I've come across a few clients now with some internal debate as to whether SOA is a good idea. Sometimes of course it isn't. But when part of an organization buys into the value proposition and another doesn't, there can be serious conflict. A couple clients I've had have been in the throws of this debate but the interesting part was that the management and business analysts had bought into idea, but the IT department was dead set against it.
As it turns out, I've noticed 2 common reasons why IT departments resist adopting SOA architecture. The first reason is, they have deadlines. This is where the IT department understands the value proposition and may even be enthusiastic about its possibilities, but they are either understaffed or overcommitted to current, immediate concerns. In short, its hard to think about a better house when the one you have is on fire. The only progress that can be made here is baby steps at best.

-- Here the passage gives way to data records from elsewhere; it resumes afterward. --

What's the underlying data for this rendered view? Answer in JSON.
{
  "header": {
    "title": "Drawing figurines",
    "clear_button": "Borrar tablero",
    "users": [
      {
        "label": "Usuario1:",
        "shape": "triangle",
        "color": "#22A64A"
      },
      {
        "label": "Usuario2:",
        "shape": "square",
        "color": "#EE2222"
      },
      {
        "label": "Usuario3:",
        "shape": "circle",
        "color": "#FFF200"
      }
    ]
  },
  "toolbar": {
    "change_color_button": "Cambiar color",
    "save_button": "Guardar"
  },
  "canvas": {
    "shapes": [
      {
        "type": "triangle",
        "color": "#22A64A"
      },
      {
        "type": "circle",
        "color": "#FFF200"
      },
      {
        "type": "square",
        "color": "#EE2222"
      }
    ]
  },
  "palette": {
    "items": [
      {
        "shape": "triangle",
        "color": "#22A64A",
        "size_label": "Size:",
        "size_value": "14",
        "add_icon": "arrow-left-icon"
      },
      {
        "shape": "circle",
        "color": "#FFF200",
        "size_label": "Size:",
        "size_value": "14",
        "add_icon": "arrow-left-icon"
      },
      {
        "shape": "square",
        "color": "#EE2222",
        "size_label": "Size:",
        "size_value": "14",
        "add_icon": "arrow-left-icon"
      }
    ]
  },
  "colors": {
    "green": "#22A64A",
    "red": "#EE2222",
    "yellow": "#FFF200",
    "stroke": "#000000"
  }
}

The second reason I've found that IT departments resist SOA is that they see it as "just another rearchitecting". These folks are long timers and have heard many pitches about new technologies that will make their lives better. They are experienced and jaded enough to view SOA as just another one of these fads. What is even more interesting is that sometimes they are using SOA-like thinking but are just not calling it SOA. For example, focusing on discrete services they offer to clients. Enforcing good best practices (governance) of those service architectures. Using standardized data models. All of these are good SOA features. Because SOA did not invent these features, some people use them but don't call it SOA.
In my book, I often avoid the term SOA when talking to clients, because it can bring up assumptions or opinions on the term rather than get to what it means in terms of practices. So I don't care if you call it SOA, if it works for your use case, just use it.